The Comox Valley has a dirty little secret, and we’ve only recently begun to acknowledge it. The prevalence of wood stoves has made our air quality one of the worst in British Columbia.

It’s estimated that more than a third of Comox Valley households have some type of wood-burning appliance that gets fired up in the fall and then idles all day long, week after week for the next five or six months. And they cause more pollution and risks to public health than any other heat source.

For many, wood burning is part of the northern culture, a lingering nostalgia for living self-sufficiently off the land or a childhood memory of the coziness of gathering around a wood stove. It’s a logger’s ritual of gathering, chopping and stacking wood.

But for others, wood smoke is a nightmare that causes respiratory diseases and increases the risk of heart attacks.
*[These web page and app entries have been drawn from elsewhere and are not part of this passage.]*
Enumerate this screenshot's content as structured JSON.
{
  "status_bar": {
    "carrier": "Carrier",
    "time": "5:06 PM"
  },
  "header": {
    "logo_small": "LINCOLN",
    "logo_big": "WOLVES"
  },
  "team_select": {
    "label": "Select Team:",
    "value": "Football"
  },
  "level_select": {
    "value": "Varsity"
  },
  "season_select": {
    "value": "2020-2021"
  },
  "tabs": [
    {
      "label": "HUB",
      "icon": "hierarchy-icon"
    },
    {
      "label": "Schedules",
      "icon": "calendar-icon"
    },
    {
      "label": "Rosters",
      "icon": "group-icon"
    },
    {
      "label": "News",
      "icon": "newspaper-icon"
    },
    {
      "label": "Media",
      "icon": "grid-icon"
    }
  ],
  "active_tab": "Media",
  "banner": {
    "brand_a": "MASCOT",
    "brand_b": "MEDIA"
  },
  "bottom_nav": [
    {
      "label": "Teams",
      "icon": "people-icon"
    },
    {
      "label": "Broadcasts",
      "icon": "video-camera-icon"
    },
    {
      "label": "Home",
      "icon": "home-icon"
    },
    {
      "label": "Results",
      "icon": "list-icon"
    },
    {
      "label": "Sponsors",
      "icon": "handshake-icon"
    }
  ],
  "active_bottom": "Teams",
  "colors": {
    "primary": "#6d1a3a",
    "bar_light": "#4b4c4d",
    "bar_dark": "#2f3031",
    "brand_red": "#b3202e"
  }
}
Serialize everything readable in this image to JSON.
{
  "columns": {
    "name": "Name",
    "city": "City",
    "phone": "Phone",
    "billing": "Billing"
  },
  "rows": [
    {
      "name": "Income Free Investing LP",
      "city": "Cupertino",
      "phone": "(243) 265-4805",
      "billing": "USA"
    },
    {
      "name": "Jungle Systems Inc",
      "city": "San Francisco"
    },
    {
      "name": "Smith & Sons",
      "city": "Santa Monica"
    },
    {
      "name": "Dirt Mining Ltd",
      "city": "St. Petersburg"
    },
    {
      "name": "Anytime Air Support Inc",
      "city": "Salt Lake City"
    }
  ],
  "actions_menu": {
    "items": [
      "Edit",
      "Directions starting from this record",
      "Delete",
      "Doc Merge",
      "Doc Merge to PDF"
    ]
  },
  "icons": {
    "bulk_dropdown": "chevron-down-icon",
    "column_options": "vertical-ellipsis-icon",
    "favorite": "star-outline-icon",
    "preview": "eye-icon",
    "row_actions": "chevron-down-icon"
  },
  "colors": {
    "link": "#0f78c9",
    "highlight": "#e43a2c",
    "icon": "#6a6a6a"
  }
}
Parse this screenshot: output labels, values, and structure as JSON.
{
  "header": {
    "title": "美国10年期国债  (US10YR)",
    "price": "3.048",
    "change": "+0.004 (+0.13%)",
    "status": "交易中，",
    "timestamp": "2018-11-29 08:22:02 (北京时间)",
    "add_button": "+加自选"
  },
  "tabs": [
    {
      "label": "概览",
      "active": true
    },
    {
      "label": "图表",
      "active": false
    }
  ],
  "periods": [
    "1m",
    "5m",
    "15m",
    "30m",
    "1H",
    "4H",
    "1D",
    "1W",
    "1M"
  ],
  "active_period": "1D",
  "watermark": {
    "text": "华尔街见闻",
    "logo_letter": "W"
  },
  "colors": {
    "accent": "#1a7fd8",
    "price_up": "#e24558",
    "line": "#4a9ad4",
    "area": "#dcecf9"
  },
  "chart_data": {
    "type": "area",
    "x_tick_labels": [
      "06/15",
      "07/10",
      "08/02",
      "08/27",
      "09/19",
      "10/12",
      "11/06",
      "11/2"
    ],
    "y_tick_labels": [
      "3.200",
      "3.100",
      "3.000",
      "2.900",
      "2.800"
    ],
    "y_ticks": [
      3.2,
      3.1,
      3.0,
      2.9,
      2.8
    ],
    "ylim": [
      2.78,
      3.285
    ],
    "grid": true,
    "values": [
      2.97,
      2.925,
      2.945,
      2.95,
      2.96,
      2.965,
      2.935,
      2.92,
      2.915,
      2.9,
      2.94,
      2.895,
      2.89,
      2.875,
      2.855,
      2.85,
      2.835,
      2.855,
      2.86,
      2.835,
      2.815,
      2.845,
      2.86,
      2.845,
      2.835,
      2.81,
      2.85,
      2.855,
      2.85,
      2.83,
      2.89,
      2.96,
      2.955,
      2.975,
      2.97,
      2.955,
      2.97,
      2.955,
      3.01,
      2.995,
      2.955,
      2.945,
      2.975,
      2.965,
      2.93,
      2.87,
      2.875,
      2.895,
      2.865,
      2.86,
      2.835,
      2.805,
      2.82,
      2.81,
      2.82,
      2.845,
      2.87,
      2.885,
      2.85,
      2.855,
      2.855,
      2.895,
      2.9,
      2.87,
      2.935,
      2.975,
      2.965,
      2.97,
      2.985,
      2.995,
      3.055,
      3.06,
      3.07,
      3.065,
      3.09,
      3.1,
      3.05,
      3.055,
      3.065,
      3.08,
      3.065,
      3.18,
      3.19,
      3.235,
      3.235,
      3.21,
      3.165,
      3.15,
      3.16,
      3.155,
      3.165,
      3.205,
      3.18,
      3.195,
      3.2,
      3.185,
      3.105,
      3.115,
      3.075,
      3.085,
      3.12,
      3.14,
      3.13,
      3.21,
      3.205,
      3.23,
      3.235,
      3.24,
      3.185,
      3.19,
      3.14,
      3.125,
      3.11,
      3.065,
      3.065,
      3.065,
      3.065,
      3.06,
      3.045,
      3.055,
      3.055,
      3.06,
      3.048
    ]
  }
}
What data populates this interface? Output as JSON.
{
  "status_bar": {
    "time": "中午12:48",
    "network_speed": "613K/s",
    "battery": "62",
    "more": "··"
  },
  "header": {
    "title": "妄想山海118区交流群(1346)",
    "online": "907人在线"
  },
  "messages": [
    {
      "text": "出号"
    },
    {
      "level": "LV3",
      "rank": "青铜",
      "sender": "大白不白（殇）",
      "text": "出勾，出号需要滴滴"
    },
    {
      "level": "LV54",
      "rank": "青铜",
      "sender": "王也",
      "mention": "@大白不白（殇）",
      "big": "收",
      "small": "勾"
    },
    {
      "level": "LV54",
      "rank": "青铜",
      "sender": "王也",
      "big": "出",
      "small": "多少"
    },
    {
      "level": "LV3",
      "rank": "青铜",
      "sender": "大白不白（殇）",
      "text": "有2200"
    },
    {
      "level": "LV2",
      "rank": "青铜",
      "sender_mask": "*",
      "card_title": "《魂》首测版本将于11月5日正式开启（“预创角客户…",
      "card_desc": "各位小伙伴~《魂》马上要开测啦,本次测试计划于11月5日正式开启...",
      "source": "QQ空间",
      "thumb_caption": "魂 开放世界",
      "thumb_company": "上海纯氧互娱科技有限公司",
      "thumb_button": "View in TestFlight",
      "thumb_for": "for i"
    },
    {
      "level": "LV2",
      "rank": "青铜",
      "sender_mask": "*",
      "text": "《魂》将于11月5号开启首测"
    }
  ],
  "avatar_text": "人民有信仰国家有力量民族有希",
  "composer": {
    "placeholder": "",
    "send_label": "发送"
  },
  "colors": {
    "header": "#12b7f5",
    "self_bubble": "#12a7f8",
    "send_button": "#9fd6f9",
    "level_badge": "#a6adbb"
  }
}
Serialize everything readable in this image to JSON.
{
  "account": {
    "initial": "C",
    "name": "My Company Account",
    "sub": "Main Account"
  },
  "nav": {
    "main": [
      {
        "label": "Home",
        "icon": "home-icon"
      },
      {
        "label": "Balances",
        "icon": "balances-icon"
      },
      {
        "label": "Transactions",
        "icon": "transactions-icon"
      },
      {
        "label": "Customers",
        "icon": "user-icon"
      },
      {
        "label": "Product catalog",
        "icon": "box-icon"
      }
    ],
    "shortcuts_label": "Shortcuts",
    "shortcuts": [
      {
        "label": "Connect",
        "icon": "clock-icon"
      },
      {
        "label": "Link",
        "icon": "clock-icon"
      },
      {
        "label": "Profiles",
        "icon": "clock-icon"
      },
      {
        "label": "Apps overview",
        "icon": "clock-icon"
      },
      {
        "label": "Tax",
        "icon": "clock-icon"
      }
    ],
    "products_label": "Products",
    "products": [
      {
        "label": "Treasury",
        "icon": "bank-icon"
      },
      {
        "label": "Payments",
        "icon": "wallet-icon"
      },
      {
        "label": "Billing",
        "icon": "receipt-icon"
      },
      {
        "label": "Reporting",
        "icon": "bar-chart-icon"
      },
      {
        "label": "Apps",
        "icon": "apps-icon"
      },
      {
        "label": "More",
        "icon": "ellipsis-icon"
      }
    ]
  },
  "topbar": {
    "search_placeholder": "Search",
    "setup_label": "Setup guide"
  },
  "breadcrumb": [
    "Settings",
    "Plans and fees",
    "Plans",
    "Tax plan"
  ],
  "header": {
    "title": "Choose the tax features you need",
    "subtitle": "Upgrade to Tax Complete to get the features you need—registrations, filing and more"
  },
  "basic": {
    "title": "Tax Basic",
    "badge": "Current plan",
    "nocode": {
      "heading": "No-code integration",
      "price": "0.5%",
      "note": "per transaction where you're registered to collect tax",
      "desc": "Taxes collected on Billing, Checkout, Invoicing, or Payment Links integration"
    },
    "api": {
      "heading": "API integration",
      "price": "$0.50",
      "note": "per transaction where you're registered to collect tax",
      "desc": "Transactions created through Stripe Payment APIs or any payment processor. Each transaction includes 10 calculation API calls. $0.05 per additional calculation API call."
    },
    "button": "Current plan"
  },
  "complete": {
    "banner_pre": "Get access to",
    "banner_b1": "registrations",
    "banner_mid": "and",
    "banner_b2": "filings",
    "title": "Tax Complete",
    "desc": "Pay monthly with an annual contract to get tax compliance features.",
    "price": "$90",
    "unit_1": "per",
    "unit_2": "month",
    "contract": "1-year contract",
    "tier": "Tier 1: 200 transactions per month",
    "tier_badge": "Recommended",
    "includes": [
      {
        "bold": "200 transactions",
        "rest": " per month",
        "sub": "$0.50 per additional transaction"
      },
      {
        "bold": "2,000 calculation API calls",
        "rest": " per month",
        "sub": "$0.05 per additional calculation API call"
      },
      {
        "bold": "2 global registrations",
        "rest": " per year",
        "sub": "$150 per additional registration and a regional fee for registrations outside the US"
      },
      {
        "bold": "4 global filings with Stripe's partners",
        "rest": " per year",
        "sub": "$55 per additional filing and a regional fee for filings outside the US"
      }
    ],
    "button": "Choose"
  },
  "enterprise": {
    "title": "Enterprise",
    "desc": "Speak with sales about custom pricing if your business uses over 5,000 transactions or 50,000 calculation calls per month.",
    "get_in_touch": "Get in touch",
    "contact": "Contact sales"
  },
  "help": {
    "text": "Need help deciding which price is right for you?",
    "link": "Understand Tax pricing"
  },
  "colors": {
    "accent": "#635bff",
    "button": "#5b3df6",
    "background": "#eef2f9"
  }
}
It means spending money on air purifiers and medications, or losing money from taking sick time off work.

Comox Valley air quality was among the province’s top 10 worst for fine particulate matter (called PM2.5) for the last six years in a row, according to the BC Lung Association. Courtenay was the only one of 13 communities in the Georgia Strait Air Zone that failed to meet Canadian standards for PM2.5.

The Comox Valley regularly has three or four multi-day air quality advisories every winter, while Vancouver might have one and more often none.

“One only has to drive around older neighborhoods or low-lying areas in the winter, especially in the evening, to see that there is a lot of smoke coming from wood stoves,” says Jennell Ellis, a spokesperson for the nonprofit Breathe Clean Air Comox Valley.

Comox Valley municipalities have started to address the problem.

Cumberland has banned the installation of wood burning appliances — stove and fireplaces — in all new construction. The Comox Valley Regional District has offered incentives to upgrade old, uncertified wood stoves to cleaner, healthier options. Courtenay Council passed a regulation last winter about moving in this direction (low interest loans, not incentives), but it is not in place. 

The Town of Comox has taken no action on wood stoves yet. But Mayor-Elect Russ Arnott announced at an air quality information session this week that he expects that to “change in the next three months.”

“I’m hoping to have it brought up quite soon after the new council comes together,” Arnott told Decafnation after the meeting. “My feeling is that this council will want to act on it … So, while I don’t have consensus at this time I’m confident we can work something out.”

Read more at Decafnation.

George Le Masurier

DecafNation